***** EXTRACTED RECORDS *****

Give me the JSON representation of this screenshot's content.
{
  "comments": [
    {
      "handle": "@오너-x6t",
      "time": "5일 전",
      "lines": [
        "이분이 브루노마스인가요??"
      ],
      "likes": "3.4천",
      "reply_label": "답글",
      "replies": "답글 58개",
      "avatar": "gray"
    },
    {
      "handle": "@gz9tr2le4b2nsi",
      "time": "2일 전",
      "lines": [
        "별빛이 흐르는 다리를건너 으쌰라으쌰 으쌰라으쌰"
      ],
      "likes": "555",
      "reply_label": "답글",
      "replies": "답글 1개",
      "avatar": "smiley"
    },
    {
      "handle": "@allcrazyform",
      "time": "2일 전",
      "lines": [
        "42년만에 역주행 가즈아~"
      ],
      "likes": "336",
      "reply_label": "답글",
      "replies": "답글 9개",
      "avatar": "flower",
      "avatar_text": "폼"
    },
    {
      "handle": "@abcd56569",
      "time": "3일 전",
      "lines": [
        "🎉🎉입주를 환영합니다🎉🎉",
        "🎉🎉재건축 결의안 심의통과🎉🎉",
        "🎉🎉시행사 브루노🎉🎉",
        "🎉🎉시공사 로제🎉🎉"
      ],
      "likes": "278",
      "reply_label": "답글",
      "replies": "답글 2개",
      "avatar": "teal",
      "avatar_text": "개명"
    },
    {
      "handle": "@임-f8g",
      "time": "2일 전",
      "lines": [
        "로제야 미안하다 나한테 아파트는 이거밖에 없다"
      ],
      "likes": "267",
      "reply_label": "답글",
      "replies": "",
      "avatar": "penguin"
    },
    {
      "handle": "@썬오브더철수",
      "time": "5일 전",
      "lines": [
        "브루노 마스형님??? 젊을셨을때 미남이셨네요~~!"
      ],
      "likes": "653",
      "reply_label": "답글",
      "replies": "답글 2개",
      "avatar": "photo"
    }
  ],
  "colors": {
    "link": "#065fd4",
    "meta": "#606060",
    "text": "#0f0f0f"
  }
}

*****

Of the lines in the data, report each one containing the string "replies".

# [EXERCISE SOLUTION]
      "replies": "답글 58개",
      "replies": "답글 1개",
      "replies": "답글 9개",
      "replies": "답글 2개",
      "replies": "",
      "replies": "답글 2개",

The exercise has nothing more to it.